> **TASK BRIEF**: Copy out each line below that has the word "Site" in it.
[Opening DATASET RECORDS section]
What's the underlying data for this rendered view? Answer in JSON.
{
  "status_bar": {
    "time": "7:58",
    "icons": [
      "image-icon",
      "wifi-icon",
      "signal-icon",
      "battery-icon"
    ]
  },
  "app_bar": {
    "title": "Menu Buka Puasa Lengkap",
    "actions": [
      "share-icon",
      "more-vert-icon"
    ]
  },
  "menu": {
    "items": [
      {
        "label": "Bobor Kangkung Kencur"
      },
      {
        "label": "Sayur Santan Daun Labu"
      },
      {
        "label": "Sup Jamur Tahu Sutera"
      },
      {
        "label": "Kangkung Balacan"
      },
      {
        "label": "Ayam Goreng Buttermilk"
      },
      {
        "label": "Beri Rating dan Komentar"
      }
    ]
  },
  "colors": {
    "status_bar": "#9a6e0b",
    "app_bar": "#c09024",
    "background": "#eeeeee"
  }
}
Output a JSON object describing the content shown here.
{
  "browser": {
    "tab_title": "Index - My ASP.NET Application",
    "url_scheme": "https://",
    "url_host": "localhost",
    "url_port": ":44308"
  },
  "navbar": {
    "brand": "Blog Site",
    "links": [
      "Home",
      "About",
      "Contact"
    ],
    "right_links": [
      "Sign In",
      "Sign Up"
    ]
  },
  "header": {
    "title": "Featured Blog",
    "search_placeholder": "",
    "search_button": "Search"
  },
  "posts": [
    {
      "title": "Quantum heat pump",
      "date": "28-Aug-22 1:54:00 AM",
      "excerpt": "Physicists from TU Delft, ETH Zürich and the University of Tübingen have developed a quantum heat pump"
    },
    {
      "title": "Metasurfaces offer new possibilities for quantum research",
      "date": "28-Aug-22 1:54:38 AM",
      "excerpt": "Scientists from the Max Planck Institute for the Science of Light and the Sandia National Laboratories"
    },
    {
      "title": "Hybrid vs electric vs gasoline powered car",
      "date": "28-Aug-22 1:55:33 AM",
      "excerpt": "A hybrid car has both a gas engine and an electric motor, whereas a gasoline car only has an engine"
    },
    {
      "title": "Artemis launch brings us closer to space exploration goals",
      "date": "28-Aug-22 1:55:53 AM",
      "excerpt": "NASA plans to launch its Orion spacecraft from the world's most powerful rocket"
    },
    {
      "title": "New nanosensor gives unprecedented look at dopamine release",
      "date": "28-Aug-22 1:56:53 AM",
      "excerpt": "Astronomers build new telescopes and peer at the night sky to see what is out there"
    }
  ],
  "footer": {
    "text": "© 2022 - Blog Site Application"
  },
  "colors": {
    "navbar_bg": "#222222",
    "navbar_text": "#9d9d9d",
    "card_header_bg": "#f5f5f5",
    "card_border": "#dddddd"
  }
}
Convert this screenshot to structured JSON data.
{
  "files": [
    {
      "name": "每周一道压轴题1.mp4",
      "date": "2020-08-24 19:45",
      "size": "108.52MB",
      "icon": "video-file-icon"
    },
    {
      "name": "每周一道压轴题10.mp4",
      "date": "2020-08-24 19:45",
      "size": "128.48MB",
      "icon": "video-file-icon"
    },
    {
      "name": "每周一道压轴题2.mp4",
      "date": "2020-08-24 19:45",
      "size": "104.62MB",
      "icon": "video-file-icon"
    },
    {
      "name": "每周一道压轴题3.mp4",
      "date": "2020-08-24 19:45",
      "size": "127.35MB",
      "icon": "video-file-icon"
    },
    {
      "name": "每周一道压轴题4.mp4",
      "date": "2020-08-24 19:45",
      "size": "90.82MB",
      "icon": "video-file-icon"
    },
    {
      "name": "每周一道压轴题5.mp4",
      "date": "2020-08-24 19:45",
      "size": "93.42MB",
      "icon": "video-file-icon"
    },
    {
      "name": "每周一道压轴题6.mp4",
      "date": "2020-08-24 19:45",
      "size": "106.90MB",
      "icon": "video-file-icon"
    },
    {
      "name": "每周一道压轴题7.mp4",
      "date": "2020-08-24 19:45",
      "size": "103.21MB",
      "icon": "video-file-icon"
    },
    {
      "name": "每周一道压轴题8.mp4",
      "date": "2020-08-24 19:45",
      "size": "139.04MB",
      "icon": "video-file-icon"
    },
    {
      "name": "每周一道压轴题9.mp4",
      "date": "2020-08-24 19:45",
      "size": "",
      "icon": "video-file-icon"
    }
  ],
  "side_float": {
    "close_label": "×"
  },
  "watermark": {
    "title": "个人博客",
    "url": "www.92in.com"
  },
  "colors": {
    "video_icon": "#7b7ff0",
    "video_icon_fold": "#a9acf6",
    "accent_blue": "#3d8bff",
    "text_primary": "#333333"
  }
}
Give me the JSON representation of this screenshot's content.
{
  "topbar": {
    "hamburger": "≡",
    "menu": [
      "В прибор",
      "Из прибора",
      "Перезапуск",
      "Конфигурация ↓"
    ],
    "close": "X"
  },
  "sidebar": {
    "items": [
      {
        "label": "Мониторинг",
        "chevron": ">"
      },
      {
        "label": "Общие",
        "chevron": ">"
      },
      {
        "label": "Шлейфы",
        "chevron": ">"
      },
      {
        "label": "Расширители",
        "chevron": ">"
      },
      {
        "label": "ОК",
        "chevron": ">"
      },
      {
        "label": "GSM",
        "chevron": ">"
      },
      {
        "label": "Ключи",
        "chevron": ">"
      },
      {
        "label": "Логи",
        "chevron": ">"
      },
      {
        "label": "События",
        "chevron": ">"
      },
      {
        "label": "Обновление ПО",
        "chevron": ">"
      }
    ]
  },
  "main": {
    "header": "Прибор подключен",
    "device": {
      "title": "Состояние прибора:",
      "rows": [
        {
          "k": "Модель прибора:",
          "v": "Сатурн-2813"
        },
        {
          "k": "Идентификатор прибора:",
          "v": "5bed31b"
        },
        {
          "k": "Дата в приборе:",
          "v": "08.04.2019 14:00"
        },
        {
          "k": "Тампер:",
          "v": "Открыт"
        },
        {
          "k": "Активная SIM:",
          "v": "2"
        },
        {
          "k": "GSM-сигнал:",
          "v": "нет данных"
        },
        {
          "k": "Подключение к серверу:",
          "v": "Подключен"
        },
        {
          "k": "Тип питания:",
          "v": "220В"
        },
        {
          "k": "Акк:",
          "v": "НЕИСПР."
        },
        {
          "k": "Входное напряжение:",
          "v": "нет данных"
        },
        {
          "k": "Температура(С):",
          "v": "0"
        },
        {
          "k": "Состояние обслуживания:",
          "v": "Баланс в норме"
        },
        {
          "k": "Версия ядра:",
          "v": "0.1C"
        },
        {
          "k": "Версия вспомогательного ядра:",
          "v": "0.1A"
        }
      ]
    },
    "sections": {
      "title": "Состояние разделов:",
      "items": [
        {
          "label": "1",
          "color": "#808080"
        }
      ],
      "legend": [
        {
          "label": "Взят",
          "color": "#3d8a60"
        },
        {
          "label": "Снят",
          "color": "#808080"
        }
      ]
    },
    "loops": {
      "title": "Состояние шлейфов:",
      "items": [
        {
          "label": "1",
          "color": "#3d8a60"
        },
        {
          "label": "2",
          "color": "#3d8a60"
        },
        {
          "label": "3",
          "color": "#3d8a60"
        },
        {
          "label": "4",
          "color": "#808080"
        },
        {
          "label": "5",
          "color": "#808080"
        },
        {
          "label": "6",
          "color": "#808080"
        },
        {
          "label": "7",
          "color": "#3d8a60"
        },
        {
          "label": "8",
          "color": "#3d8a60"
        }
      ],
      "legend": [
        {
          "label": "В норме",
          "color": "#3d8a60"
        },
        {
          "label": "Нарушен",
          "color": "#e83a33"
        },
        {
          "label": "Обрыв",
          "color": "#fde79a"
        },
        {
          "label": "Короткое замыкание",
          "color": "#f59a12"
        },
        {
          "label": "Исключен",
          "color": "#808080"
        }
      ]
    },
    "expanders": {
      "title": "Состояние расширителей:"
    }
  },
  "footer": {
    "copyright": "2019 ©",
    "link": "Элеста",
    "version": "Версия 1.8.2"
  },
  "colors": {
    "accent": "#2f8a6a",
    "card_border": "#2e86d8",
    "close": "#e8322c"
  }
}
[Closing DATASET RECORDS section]
> **ANSWER FOR THIS EXERCISE**:
    "brand": "Blog Site",
    "text": "© 2022 - Blog Site Application"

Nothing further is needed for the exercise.